** Opening Working data block **

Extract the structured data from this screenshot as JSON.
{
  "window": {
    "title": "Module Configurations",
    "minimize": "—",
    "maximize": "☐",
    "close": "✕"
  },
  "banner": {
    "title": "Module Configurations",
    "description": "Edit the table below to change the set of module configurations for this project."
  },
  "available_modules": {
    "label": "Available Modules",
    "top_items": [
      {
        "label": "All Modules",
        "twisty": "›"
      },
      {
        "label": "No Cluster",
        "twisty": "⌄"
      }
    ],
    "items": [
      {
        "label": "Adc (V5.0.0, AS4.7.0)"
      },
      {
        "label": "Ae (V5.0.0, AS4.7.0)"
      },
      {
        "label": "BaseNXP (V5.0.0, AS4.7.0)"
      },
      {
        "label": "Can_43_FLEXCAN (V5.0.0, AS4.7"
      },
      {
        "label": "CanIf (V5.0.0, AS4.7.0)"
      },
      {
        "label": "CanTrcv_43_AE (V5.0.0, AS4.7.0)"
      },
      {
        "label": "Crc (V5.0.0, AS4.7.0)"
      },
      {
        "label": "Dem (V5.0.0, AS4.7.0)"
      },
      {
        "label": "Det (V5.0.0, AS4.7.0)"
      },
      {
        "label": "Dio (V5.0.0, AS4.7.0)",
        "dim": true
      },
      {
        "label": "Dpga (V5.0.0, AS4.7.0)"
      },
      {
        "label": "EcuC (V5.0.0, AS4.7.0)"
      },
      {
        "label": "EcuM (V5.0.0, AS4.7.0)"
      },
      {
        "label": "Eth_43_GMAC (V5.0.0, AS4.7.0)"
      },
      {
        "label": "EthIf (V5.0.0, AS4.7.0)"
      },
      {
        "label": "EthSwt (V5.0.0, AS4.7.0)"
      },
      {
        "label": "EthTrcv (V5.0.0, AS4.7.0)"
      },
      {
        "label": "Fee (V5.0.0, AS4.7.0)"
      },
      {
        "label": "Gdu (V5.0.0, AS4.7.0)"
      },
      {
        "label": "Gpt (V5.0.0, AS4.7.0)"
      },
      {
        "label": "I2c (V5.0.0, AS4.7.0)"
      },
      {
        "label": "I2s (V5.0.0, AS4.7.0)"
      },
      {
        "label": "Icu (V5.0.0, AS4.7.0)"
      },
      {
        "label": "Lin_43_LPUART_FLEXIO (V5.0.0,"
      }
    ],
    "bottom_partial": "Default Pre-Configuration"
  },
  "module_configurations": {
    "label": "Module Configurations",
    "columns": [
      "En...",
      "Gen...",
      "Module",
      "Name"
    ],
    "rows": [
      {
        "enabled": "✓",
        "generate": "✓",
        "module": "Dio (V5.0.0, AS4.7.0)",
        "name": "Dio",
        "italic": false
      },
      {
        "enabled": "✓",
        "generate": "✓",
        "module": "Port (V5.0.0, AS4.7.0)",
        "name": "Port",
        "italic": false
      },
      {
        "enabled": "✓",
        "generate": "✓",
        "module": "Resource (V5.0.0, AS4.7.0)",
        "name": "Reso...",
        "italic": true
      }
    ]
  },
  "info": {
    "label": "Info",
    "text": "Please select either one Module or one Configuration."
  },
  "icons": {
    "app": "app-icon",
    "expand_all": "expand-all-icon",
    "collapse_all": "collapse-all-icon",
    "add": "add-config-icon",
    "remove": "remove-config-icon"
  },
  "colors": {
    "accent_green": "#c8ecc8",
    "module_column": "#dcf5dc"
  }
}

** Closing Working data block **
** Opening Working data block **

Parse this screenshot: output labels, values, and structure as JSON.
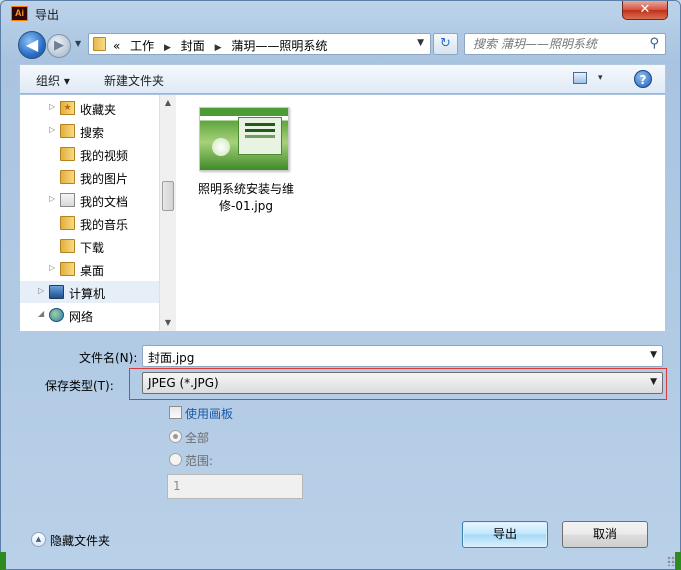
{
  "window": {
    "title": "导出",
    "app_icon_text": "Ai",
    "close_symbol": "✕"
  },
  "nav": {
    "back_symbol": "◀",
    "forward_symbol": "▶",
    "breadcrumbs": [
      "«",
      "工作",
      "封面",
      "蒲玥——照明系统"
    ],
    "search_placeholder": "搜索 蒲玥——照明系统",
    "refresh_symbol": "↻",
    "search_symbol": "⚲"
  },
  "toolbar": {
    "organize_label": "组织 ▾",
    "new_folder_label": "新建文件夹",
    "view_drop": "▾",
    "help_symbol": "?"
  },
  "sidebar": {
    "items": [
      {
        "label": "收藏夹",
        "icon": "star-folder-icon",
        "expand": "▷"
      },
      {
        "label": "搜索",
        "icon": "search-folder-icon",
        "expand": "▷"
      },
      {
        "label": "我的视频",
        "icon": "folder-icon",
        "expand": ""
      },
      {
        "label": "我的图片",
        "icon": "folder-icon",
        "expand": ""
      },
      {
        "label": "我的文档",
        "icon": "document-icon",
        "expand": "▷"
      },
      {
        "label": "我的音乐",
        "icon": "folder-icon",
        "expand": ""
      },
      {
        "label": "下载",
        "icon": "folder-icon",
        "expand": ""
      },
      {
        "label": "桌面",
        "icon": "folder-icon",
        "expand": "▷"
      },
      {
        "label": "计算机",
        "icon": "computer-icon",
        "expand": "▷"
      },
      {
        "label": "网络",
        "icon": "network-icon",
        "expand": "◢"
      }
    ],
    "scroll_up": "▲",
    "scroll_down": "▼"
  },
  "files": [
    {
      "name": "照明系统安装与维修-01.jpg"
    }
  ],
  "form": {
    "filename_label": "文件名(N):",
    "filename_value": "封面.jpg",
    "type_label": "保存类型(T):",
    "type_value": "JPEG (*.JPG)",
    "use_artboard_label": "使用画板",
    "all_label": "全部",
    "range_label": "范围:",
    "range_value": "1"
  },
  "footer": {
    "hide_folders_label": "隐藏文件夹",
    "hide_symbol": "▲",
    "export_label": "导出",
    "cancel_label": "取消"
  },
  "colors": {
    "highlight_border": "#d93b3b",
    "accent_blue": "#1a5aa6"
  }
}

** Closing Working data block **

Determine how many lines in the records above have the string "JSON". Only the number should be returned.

2